One simply cannot build a growth strategy on accumulating more debt, when the capacity to service the current debt is questioned by the markets, Rehn told a Brussels seminar. One cannot force foreign creditors to lend more money, if they don't have the confidence to do it.
Greece's new technocrat prime minister, Lucas Papademos, on his maiden trip to Brussels, won an assurance that euro zone finance ministers should be in a position to agree at their next meeting, next Monday, to disburse vital bailout funds to avert bankruptcy.
Papademos was expected to meet European Central Bank chief Mario Draghi on Tuesday evening in Frankfurt.
Borrowing costs for both Spain and Italy hit levels regarded as unsustainable last week before the European Central Bank stepped in temporarily to steady the market.
Two newspapers said the ECB's governing council had imposed a weekly limit of 20 billion euros on purchases of euro zone government bonds, a figure analysts say prevents it wielding massive deterrent power in the markets. Germany's central bank has led resistance to the bond-buying it sees as inflationary.
The latest weekly figures released on Monday showed the central bank bought nearly 8 billion euros in the week to last Wednesday, far below that reported limit in a week when Italian and French spreads hit euro era highs.
Critics say this reluctant, piecemeal approach is aggravating the situation rather than restoring confidence.
ECB governing council member Ewald Nowotny, regarded as a dove, told a conference in Vienna that the central bank could not simply start printing money but would have to discuss its next response to the crisis.
What we certainly have to discuss is what is a role for the ECB in these difficult times, but this is also something we will discuss in Frankfurt at the appropriate time, he said.
FRENCH RATING RISK
Ratings agency Moody's said a recent rise in interest rates on French government debt and weaker economic growth prospects could be negative for France's credit rating.
Elevated borrowing costs persisting for an extended period would amplify the fiscal challenges the French government faces amid a deteriorating growth outlook, with negative credit implications, Senior Credit Officer Alexander Kockerbeck said in Moody's Weekly Credit Outlook dated November 21.
France's government spokeswoman insisted on Monday that Paris would not impose a third package of budget savings, despite market pressure on its cost of credit.
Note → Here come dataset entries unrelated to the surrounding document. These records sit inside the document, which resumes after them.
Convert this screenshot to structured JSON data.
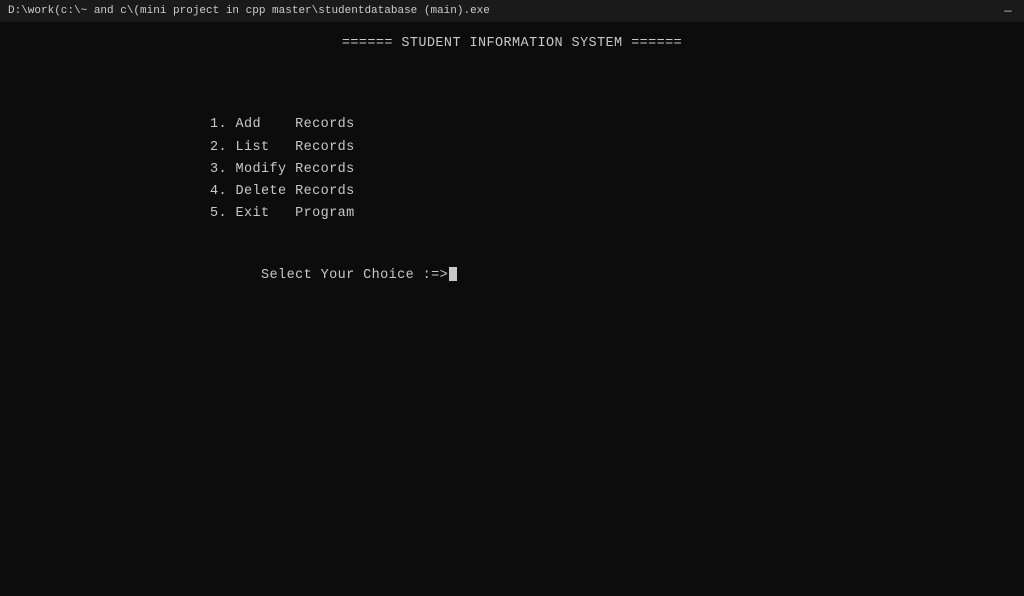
{
  "titleBar": {
    "text": "D:\\work(c:\\~ and c\\(mini project in cpp master\\studentdatabase (main).exe",
    "minimizeBtn": "—"
  },
  "terminal": {
    "header": "====== STUDENT INFORMATION SYSTEM ======",
    "menuItems": [
      "1. Add    Records",
      "2. List   Records",
      "3. Modify Records",
      "4. Delete Records",
      "5. Exit   Program"
    ],
    "prompt": "Select Your Choice :=>"
  }
}
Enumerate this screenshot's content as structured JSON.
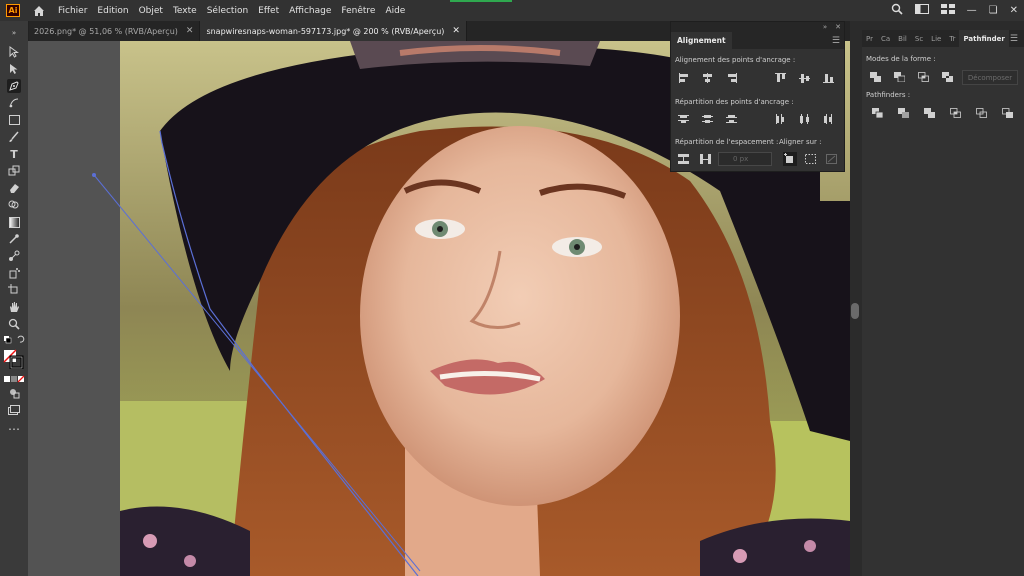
{
  "app": {
    "logo": "Ai"
  },
  "menu": [
    "Fichier",
    "Edition",
    "Objet",
    "Texte",
    "Sélection",
    "Effet",
    "Affichage",
    "Fenêtre",
    "Aide"
  ],
  "tabs": [
    {
      "label": "2026.png* @ 51,06 % (RVB/Aperçu)",
      "active": false
    },
    {
      "label": "snapwiresnaps-woman-597173.jpg* @ 200 % (RVB/Aperçu)",
      "active": true
    }
  ],
  "align_panel": {
    "title": "Alignement",
    "align_objects_label": "Alignement des points d'ancrage :",
    "distribute_label": "Répartition des points d'ancrage :",
    "distribute_spacing_label": "Répartition de l'espacement :",
    "align_to_label": "Aligner sur :",
    "spacing_value": "0 px"
  },
  "pathfinder_panel": {
    "tabs": [
      "Pr",
      "Ca",
      "Bil",
      "Sc",
      "Lie",
      "Tr",
      "Pathfinder"
    ],
    "shape_modes_label": "Modes de la forme :",
    "expand_button": "Décomposer",
    "pathfinders_label": "Pathfinders :"
  },
  "colors": {
    "accent": "#2fa84f",
    "logo": "#ff9a00",
    "path_line": "#5b6fd6"
  }
}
Talk of a possible break-up of the 12-year-old single currency has grown among analysts, mostly outside the euro area, as EU paymaster Germany has rejected most of the widely-touted solutions to the debt crisis.
The chairman of Goldman Sachs Asset Management, Jim O'Neill, said the crisis of European economic and monetary union (EMU) meant big decisions have to be taken pretty quickly.
It's not obvious to me that EMU could survive without Italy, he told a Confederation of British Industry conference.
It's not obvious to me that Italy can survive with 6-7 percent bond yields, so something's going to have give pretty quickly. Italian bond yields have got to come down pretty quickly or EMU will have some severe challenges.
Dutch Finance Minister Jan Kees de Jager, one of Berlin's closest allies, acknowledged that the euro zone could splinter.
Asked whether a break-up of the euro would cause an economic depression, he told BNR radio: This could be a consequence from the euro zone falling apart, that is correct.
The chief executive of Deutsche Bank
Spaniards gave the People's Party a clear mandate for more austerity against a background of 21 percent unemployment and one of the highest budget shortfalls in the region.
We will stop being part of the problem and will be part of the solution, Rajoy said after the vote.
Nicolas Lopez, head of research at M&G Valores, said the government had to introduce convincing measures. While these measures are being taken, the ECB will have to buy up bonds as it has been doing to maintain confidence, he said.
(Additional reporting by Gilbert Kreijger in Amsterdam, Kirsten Donovan and Fiona Sheikh in London, Lefteris Papadimas in Athens, Crispian Balmer in Rome and Jan Strupczewski in Brussels; Writing by Paul Taylor; Editing by Mike Peacock)